The Vatican’s acceptance as a high-functioning member of the U.N. network and its integration in the transnational system turns on respect from other diplomats and a wide perception that the Church plays a constructive role, described by U.N. Secretary General Antonio Manuel de Oliveira Gutterres as “renewing the moral dimension in international relations.”

 

Discreet Diplomacy

Discretion is one of the hallmarks of international diplomacy.

Prudence has a downside, though: The Holy See is involved in many admirable initiatives for which it gets little credit. Who knows that under Pope Francis, Vatican diplomats have questioned the ethics of weaponized drones, challenged pharmaceutical companies for claiming intellectual property rights that prevent the poor from accessing medicine or defended indigenous people in Amazonia losing land and resources to extractive industries such as mining?

The Holy See’s presence in the United Nations system is premised on its sovereign status, which is rooted in Catholic history, tradition, unique contributions and a 1929 treaty negotiated by a Pope who once said, “When there is a question of saving souls, or preventing greater harm to souls, we feel the courage to treat with the devil in person” — a task that any diplomat in this sinful world must be willing to tackle.

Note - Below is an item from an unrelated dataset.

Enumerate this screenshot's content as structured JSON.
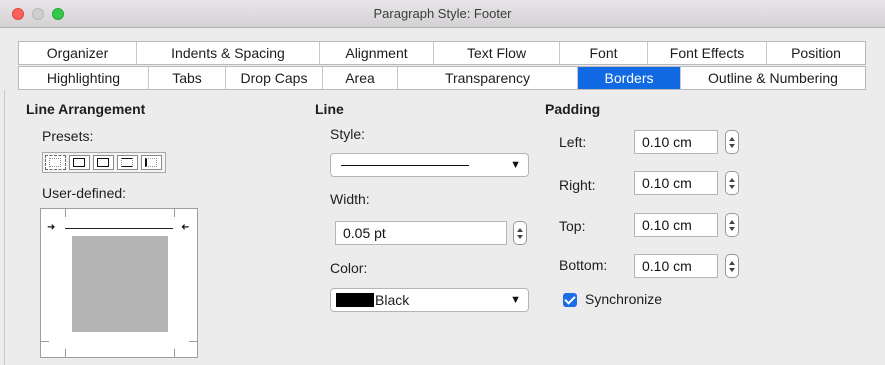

NOTE: The Holy See, which governs the Catholic Church, is considered “sovereign” under international law, allowing the Church to exchange ambassadors and enter into treaties with 183 countries. Senior correspondent Victor Gaetan explores how the Church became sovereign in an essay drawn from his book God’s Diplomats: Pope Francis, Vatican Diplomacy, and America’s Armageddon (Rowman & Littlefield, 2021).

Baldacchino altar and ornate frescoes inside Saint Peter's Basilica in Vatican City.

Vatican News and the Resurrection Film (March 27)

After the new Vatican decree limits Masses at side altars in St. Peter’s Basilica, one of the greatest and busiest churches in the world falls into near empty silence each morning. This week on Register radio we talk to Register Rome correspondent Edward Pentin about the new decree, plus we review Holy Week and Easter schedules at the Vatican and in Rome, and we check in on the controversies swirling around the Vatican’s statement on same-sex unions and blessings. And then, Register contributor Kathy Schiffer joins us to discuss the new film Resurrection that is out just in time for Easter.